EU pigmeat consumption is expected to decrease by 1.6% in 2016 before stabilising in 2017, more or less in line with the trend over the last 10 years, according to the latest short-term outlook published by the European Commission.
Having risen by 1kg per capita in 2015, to reach an EU average of 32.5 kg, the current pigmeat consumption move back towards the 10-year level is seen as being due to “very favourable prospects for EU exports and higher prices”.
“Contrary to 2015, EU pigmeat prices in 2016 seem to be again following their seasonal price increase during the summer,” states the outlook. “After a flat start at the beginning of 2016, prices have been going up steadily since the end of April 2016, closely following price developments in the US and Canada.
“EU pigmeat prices went above the 2015 price level by mid-May, reaching 150 EUR/100kg (£124.5/100kg) in mid-June.
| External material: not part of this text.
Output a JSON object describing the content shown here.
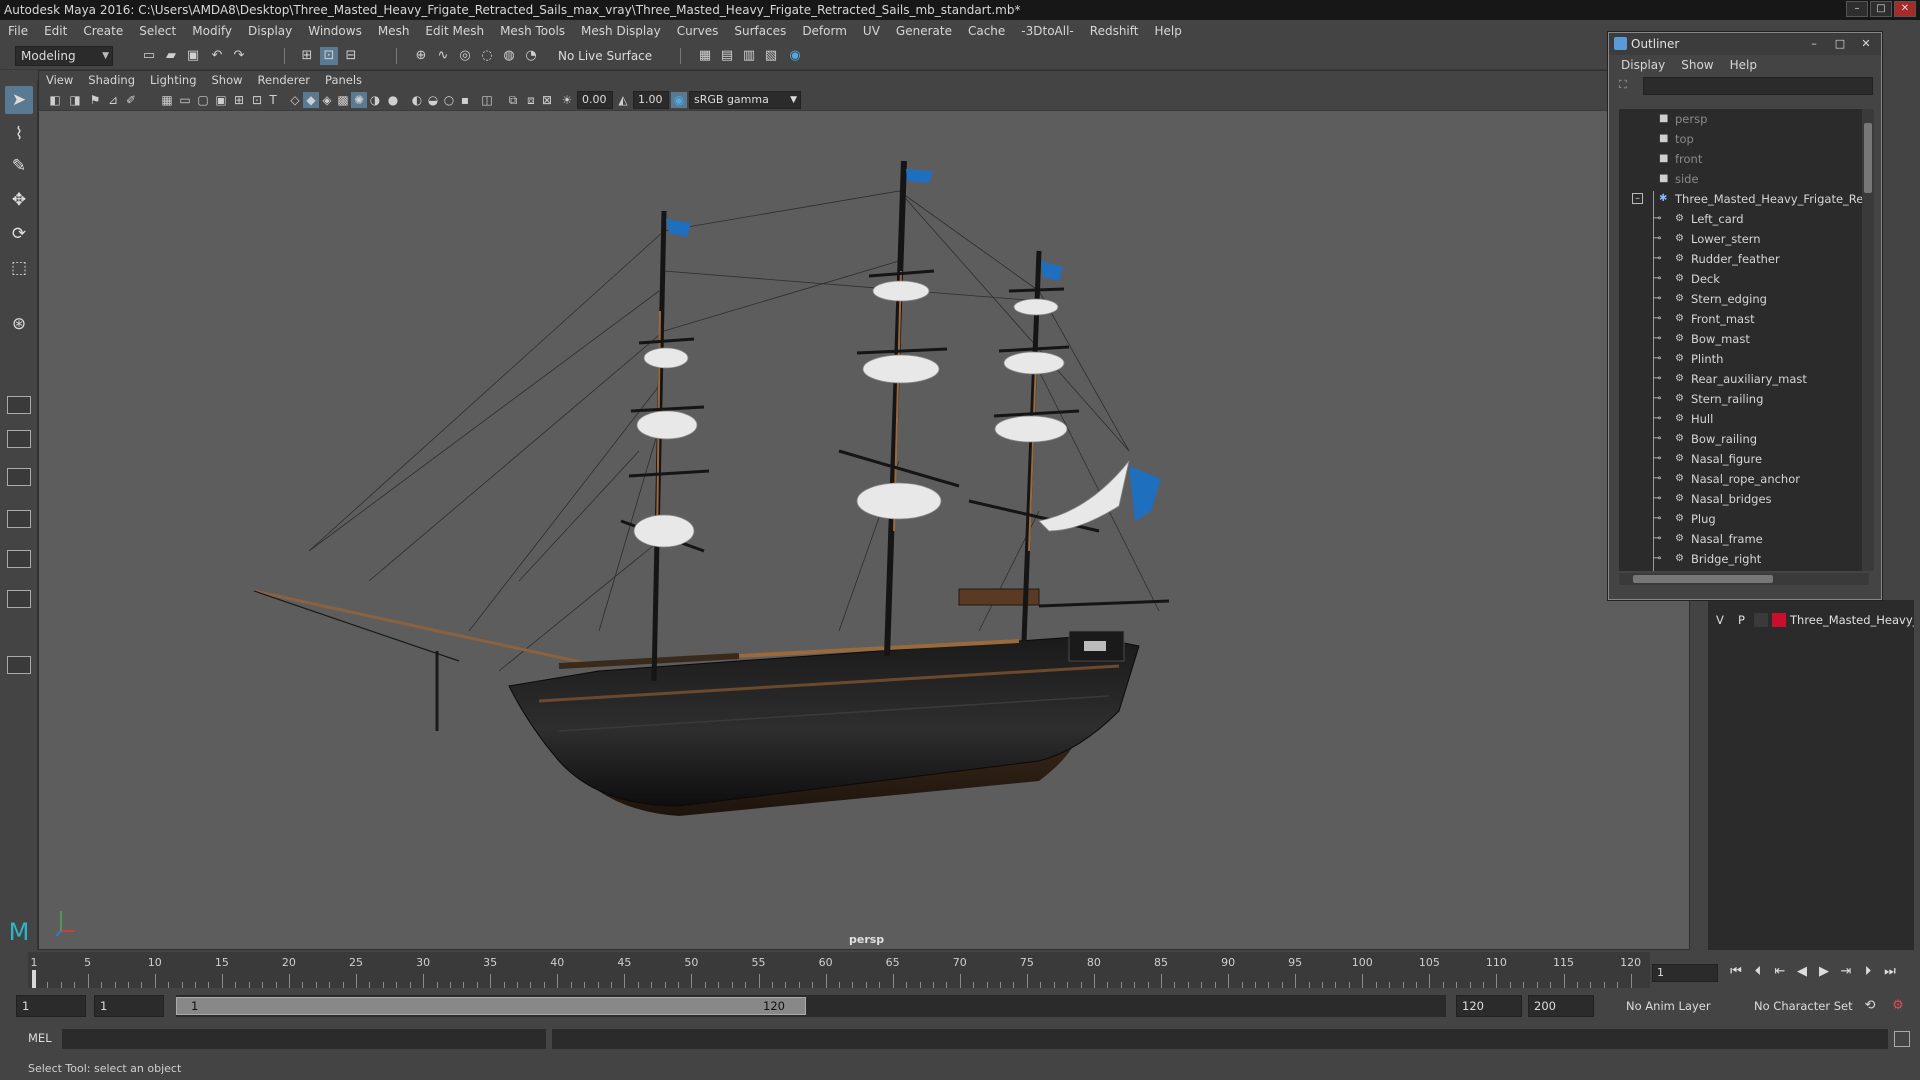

This price increase is also due to the surge in exports to China, giving some relief to the EU market, and to the tighter balance between EU supply and demand.”
The outlook view, meanwhile, for EU pigmeat production this year is that output will stabilise at around 23.4 million tonnes, adding that this is “despite the positive feedback from export markets and a first glimpse of price recovery”.